Alone among Wagner’s operas, Parsifal was written with the design of Bayreuth’s Festspielhaus specifically in mind. That structure places the orchestra pit entirely out of sight below the stage, and so the music was intended to drift up to the audience from below. Although in this concert performance from the Hallé (the last of seven Wagner operas to be performed in the 2013 Proms season) only those in the gallery and circle might have experienced that particular effect, in many respects the Albert Hall proved a highly suitable venue for the work.
In its scale and grandeur the building is like a cathedral, which made it the perfect setting for the Temple of the Holy Grail. Wagner’s original stage directions reveal that the Youths’ sound should come from “halfway up the dome” and the Knights’ own “from the summit of the dome”, and so placing these two choirs at different points in the gallery felt entirely appropriate. Even Gurnemanz’s assertion that “time here becomes space” had resonance since the Albert Hall’s vast interior has so much to offer of the latter.
Under the baton of Sir Mark Elder, the Hallé was on wondrous form. While it strove predominantly (and quite correctly) for a breathing, organic, fluid sound, I was struck by just how much strict rhythmic unity it still achieved. Many very good orchestras have sacrificed (and been justified in sacrificing) far more of the latter in pursuit of the former than the Hallé ever needed to do. The performance was very subtle and nuanced, and the wealth of musical detail meant that nothing ever felt too stark or conversely too weak. Even when the brass were at their most forthright they maintained an engaging tone, while the most sensitive string playing still possessed a strong sense of direction and purpose. Interestingly, the Prelude, coming in at just over fourteen minutes, was taken quite slowly (although at a pace more comparable with Bernard Haitink than Reginald Goodall) and yet as I listened it did not seem to be so.
Although the performance was officially semi-staged, director Justin Way made the stagecraft feel light while actually embellishing the performance with some very effective details. For example, when Parsifal and Gurnemanz witnessed the Act I ceremony they sat as two tiny figures next to the Knights of the Grail (the Royal Opera Chorus). With this poignant visual image set alongside the sound coming from the gallery (courtesy of the excellent Trinity Boys Choir and Hallé Youth Choir) it became easy for the audience to feel overwhelmed by the sheer magnitude and intensity of the occasion because the entire Albert Hall suddenly became the stage.

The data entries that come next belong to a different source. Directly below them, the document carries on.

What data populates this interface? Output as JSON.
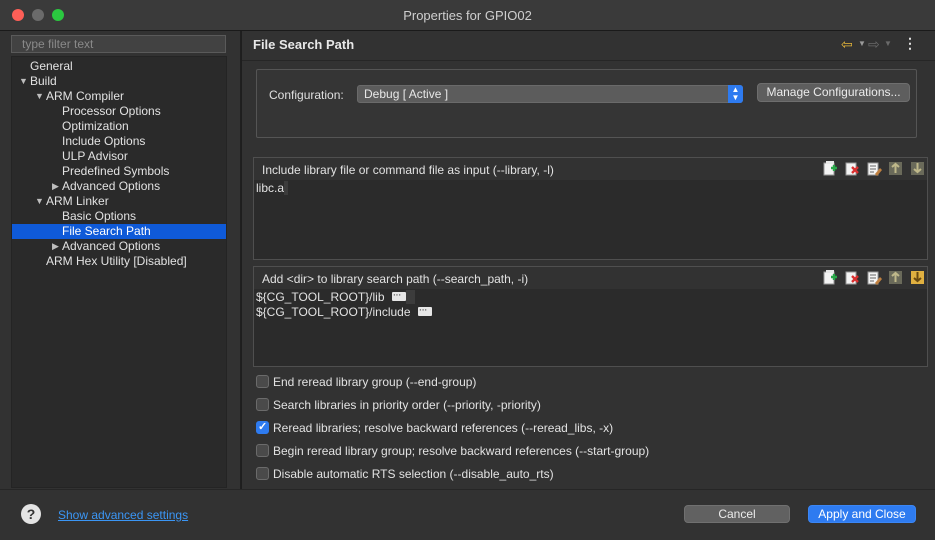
{
  "window": {
    "title": "Properties for GPIO02"
  },
  "sidebar": {
    "filter_placeholder": "type filter text",
    "items": [
      {
        "label": "General",
        "expander": ""
      },
      {
        "label": "Build",
        "expander": "▼"
      },
      {
        "label": "ARM Compiler",
        "expander": "▼"
      },
      {
        "label": "Processor Options",
        "expander": ""
      },
      {
        "label": "Optimization",
        "expander": ""
      },
      {
        "label": "Include Options",
        "expander": ""
      },
      {
        "label": "ULP Advisor",
        "expander": ""
      },
      {
        "label": "Predefined Symbols",
        "expander": ""
      },
      {
        "label": "Advanced Options",
        "expander": "▶"
      },
      {
        "label": "ARM Linker",
        "expander": "▼"
      },
      {
        "label": "Basic Options",
        "expander": ""
      },
      {
        "label": "File Search Path",
        "expander": "",
        "selected": true
      },
      {
        "label": "Advanced Options",
        "expander": "▶"
      },
      {
        "label": "ARM Hex Utility  [Disabled]",
        "expander": ""
      }
    ]
  },
  "page": {
    "title": "File Search Path",
    "configuration_label": "Configuration:",
    "configuration_value": "Debug  [ Active ]",
    "manage_button": "Manage Configurations...",
    "library_list": {
      "title": "Include library file or command file as input (--library, -l)",
      "entries": [
        "libc.a"
      ]
    },
    "search_path_list": {
      "title": "Add <dir> to library search path (--search_path, -i)",
      "entries": [
        "${CG_TOOL_ROOT}/lib",
        "${CG_TOOL_ROOT}/include"
      ]
    },
    "checkboxes": [
      {
        "label": "End reread library group (--end-group)",
        "checked": false
      },
      {
        "label": "Search libraries in priority order (--priority, -priority)",
        "checked": false
      },
      {
        "label": "Reread libraries; resolve backward references (--reread_libs, -x)",
        "checked": true
      },
      {
        "label": "Begin reread library group; resolve backward references (--start-group)",
        "checked": false
      },
      {
        "label": "Disable automatic RTS selection (--disable_auto_rts)",
        "checked": false
      }
    ]
  },
  "footer": {
    "help_glyph": "?",
    "advanced_link": "Show advanced settings",
    "cancel": "Cancel",
    "apply_close": "Apply and Close"
  },
  "colors": {
    "accent": "#2e7bf0",
    "selection": "#0f5ad8",
    "link": "#3b96f5"
  },
  "icons": [
    "add-icon",
    "delete-icon",
    "edit-icon",
    "move-up-icon",
    "move-down-icon"
  ]
}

The principals adopted a variety of acting styles. As Gurnemanz Sir John Tomlinson appeared to make his movements larger than he has ever done in the role at either the Royal Opera House or Coliseum (where he is also weighed down by heavier robes) as a way of compensating for the overall lack of visual elements. As Kundry, conversely, Katarina Dalayman probably took her gestures down a notch in response to the absence of staging. Surprisingly however, both approaches seemed to complement each other well, and there was never a time when a mismatch of styles felt jarring.
As Parsifal, Lars Cleveman, making his Proms debut, had a strong and pleasing tenor voice with an interesting level of detail The standout performance, however, came from Dalayman who was exceptionally vibrant and precise vocally, and proved as adept at playing the madwoman as she did the temptress or penitent sinner. Tomlinson’s voice was sometimes less accurate or polished than it has been in the role of Gurnemanz, but the Hallé can feel very fortunate that he was able to take over when Robert Holl had to drop out. Indeed, his still strong vocal performance, deep understanding of the part and undoubtedly brilliant acting were enough to ensure that he received possibly the largest applause of the night.
Standing in at even shorter notice for Iain Paterson, Detlef Roth proved a highly effective Amfortas while Reinhard Hagen and Tom Fox were tremendous in the roles of Titurel and Klingsor respectively. Barring a performance of the Overture to Die Meistersinger on the Last Night, the Proms’ exploration of Wagner in his bicentenary year is now at an end, but it could not have finished in any more impressive a fashion.
Wagner’s Tristan und Isolde (Prom 19) will be broadcast on BBC 4 on 1 September. For details of this and all BBC Proms click here.